-- Input for this task follows --

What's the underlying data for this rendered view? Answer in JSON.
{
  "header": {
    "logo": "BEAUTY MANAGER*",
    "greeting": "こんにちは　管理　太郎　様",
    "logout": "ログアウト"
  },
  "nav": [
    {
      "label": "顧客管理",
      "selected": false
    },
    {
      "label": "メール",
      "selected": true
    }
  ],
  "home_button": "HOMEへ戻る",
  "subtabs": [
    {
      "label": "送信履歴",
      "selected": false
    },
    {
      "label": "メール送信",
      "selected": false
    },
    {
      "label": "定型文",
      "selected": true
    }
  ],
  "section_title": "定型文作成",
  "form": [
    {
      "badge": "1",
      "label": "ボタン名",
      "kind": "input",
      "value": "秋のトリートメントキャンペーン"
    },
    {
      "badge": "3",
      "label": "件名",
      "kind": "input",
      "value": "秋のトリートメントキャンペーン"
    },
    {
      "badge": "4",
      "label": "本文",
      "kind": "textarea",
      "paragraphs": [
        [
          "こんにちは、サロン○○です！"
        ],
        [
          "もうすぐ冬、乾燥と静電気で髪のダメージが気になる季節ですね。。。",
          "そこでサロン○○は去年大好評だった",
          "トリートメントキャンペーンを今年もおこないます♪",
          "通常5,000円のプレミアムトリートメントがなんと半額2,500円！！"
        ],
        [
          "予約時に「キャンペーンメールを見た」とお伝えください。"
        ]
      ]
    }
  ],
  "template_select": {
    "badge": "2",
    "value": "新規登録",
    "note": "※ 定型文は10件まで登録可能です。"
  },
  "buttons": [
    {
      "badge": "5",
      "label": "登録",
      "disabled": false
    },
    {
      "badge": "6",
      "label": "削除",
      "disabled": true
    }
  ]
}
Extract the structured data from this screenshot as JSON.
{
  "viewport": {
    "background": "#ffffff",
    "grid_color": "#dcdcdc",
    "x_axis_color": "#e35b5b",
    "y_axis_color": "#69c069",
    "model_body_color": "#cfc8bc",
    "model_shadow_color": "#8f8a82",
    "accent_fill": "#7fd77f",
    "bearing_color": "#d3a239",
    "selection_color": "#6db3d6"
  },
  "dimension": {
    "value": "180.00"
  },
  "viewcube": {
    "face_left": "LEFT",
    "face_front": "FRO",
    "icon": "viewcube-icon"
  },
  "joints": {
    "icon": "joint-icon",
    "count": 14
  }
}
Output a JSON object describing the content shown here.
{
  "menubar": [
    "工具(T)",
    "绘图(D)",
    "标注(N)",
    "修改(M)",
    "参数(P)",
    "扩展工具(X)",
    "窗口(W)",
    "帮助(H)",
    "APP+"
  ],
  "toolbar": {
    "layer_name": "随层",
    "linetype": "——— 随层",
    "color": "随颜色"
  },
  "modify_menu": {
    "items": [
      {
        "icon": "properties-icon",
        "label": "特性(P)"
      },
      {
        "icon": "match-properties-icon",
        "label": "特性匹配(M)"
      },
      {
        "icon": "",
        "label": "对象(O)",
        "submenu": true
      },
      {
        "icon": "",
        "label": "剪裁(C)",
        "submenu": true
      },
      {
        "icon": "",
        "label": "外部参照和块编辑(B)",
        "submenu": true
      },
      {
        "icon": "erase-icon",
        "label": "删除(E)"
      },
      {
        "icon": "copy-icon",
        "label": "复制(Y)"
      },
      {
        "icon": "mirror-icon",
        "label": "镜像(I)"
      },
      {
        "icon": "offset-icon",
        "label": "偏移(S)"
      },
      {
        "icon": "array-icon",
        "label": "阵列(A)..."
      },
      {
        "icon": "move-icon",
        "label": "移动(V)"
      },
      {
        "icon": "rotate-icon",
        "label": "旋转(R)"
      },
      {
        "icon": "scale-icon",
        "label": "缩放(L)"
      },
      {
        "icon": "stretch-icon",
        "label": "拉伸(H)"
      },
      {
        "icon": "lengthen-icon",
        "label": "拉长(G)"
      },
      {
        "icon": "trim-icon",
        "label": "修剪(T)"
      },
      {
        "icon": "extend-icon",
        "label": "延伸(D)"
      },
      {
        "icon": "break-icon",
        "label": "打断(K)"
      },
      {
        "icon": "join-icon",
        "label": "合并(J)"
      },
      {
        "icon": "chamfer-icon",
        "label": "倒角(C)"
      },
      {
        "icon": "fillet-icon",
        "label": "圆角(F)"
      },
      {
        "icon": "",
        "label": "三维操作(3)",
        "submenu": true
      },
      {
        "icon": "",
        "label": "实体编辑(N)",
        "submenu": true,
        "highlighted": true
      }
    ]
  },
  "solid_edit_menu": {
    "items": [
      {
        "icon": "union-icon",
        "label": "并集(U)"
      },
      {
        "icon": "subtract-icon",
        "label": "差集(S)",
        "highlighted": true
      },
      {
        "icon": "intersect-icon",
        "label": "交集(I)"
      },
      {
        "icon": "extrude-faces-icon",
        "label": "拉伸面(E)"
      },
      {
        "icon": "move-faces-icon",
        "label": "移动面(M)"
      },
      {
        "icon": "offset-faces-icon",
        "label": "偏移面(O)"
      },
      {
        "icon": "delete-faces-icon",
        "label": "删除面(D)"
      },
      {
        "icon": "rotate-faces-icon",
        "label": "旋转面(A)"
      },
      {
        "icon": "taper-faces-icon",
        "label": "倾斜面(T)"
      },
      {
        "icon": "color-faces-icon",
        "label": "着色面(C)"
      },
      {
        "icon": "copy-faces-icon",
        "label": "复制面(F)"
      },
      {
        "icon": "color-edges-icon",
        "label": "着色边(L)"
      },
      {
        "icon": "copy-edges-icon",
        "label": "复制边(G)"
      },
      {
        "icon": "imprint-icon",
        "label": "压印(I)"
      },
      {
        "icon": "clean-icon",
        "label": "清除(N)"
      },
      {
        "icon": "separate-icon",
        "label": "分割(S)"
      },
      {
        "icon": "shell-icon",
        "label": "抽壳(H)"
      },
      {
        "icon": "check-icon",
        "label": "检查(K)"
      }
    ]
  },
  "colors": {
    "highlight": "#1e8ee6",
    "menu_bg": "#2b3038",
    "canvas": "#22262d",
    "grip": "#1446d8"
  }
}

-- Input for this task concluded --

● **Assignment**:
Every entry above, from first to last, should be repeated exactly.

● **Written response**:
What's the underlying data for this rendered view? Answer in JSON.
{
  "header": {
    "logo": "BEAUTY MANAGER*",
    "greeting": "こんにちは　管理　太郎　様",
    "logout": "ログアウト"
  },
  "nav": [
    {
      "label": "顧客管理",
      "selected": false
    },
    {
      "label": "メール",
      "selected": true
    }
  ],
  "home_button": "HOMEへ戻る",
  "subtabs": [
    {
      "label": "送信履歴",
      "selected": false
    },
    {
      "label": "メール送信",
      "selected": false
    },
    {
      "label": "定型文",
      "selected": true
    }
  ],
  "section_title": "定型文作成",
  "form": [
    {
      "badge": "1",
      "label": "ボタン名",
      "kind": "input",
      "value": "秋のトリートメントキャンペーン"
    },
    {
      "badge": "3",
      "label": "件名",
      "kind": "input",
      "value": "秋のトリートメントキャンペーン"
    },
    {
      "badge": "4",
      "label": "本文",
      "kind": "textarea",
      "paragraphs": [
        [
          "こんにちは、サロン○○です！"
        ],
        [
          "もうすぐ冬、乾燥と静電気で髪のダメージが気になる季節ですね。。。",
          "そこでサロン○○は去年大好評だった",
          "トリートメントキャンペーンを今年もおこないます♪",
          "通常5,000円のプレミアムトリートメントがなんと半額2,500円！！"
        ],
        [
          "予約時に「キャンペーンメールを見た」とお伝えください。"
        ]
      ]
    }
  ],
  "template_select": {
    "badge": "2",
    "value": "新規登録",
    "note": "※ 定型文は10件まで登録可能です。"
  },
  "buttons": [
    {
      "badge": "5",
      "label": "登録",
      "disabled": false
    },
    {
      "badge": "6",
      "label": "削除",
      "disabled": true
    }
  ]
}
Extract the structured data from this screenshot as JSON.
{
  "viewport": {
    "background": "#ffffff",
    "grid_color": "#dcdcdc",
    "x_axis_color": "#e35b5b",
    "y_axis_color": "#69c069",
    "model_body_color": "#cfc8bc",
    "model_shadow_color": "#8f8a82",
    "accent_fill": "#7fd77f",
    "bearing_color": "#d3a239",
    "selection_color": "#6db3d6"
  },
  "dimension": {
    "value": "180.00"
  },
  "viewcube": {
    "face_left": "LEFT",
    "face_front": "FRO",
    "icon": "viewcube-icon"
  },
  "joints": {
    "icon": "joint-icon",
    "count": 14
  }
}
Output a JSON object describing the content shown here.
{
  "menubar": [
    "工具(T)",
    "绘图(D)",
    "标注(N)",
    "修改(M)",
    "参数(P)",
    "扩展工具(X)",
    "窗口(W)",
    "帮助(H)",
    "APP+"
  ],
  "toolbar": {
    "layer_name": "随层",
    "linetype": "——— 随层",
    "color": "随颜色"
  },
  "modify_menu": {
    "items": [
      {
        "icon": "properties-icon",
        "label": "特性(P)"
      },
      {
        "icon": "match-properties-icon",
        "label": "特性匹配(M)"
      },
      {
        "icon": "",
        "label": "对象(O)",
        "submenu": true
      },
      {
        "icon": "",
        "label": "剪裁(C)",
        "submenu": true
      },
      {
        "icon": "",
        "label": "外部参照和块编辑(B)",
        "submenu": true
      },
      {
        "icon": "erase-icon",
        "label": "删除(E)"
      },
      {
        "icon": "copy-icon",
        "label": "复制(Y)"
      },
      {
        "icon": "mirror-icon",
        "label": "镜像(I)"
      },
      {
        "icon": "offset-icon",
        "label": "偏移(S)"
      },
      {
        "icon": "array-icon",
        "label": "阵列(A)..."
      },
      {
        "icon": "move-icon",
        "label": "移动(V)"
      },
      {
        "icon": "rotate-icon",
        "label": "旋转(R)"
      },
      {
        "icon": "scale-icon",
        "label": "缩放(L)"
      },
      {
        "icon": "stretch-icon",
        "label": "拉伸(H)"
      },
      {
        "icon": "lengthen-icon",
        "label": "拉长(G)"
      },
      {
        "icon": "trim-icon",
        "label": "修剪(T)"
      },
      {
        "icon": "extend-icon",
        "label": "延伸(D)"
      },
      {
        "icon": "break-icon",
        "label": "打断(K)"
      },
      {
        "icon": "join-icon",
        "label": "合并(J)"
      },
      {
        "icon": "chamfer-icon",
        "label": "倒角(C)"
      },
      {
        "icon": "fillet-icon",
        "label": "圆角(F)"
      },
      {
        "icon": "",
        "label": "三维操作(3)",
        "submenu": true
      },
      {
        "icon": "",
        "label": "实体编辑(N)",
        "submenu": true,
        "highlighted": true
      }
    ]
  },
  "solid_edit_menu": {
    "items": [
      {
        "icon": "union-icon",
        "label": "并集(U)"
      },
      {
        "icon": "subtract-icon",
        "label": "差集(S)",
        "highlighted": true
      },
      {
        "icon": "intersect-icon",
        "label": "交集(I)"
      },
      {
        "icon": "extrude-faces-icon",
        "label": "拉伸面(E)"
      },
      {
        "icon": "move-faces-icon",
        "label": "移动面(M)"
      },
      {
        "icon": "offset-faces-icon",
        "label": "偏移面(O)"
      },
      {
        "icon": "delete-faces-icon",
        "label": "删除面(D)"
      },
      {
        "icon": "rotate-faces-icon",
        "label": "旋转面(A)"
      },
      {
        "icon": "taper-faces-icon",
        "label": "倾斜面(T)"
      },
      {
        "icon": "color-faces-icon",
        "label": "着色面(C)"
      },
      {
        "icon": "copy-faces-icon",
        "label": "复制面(F)"
      },
      {
        "icon": "color-edges-icon",
        "label": "着色边(L)"
      },
      {
        "icon": "copy-edges-icon",
        "label": "复制边(G)"
      },
      {
        "icon": "imprint-icon",
        "label": "压印(I)"
      },
      {
        "icon": "clean-icon",
        "label": "清除(N)"
      },
      {
        "icon": "separate-icon",
        "label": "分割(S)"
      },
      {
        "icon": "shell-icon",
        "label": "抽壳(H)"
      },
      {
        "icon": "check-icon",
        "label": "检查(K)"
      }
    ]
  },
  "colors": {
    "highlight": "#1e8ee6",
    "menu_bg": "#2b3038",
    "canvas": "#22262d",
    "grip": "#1446d8"
  }
}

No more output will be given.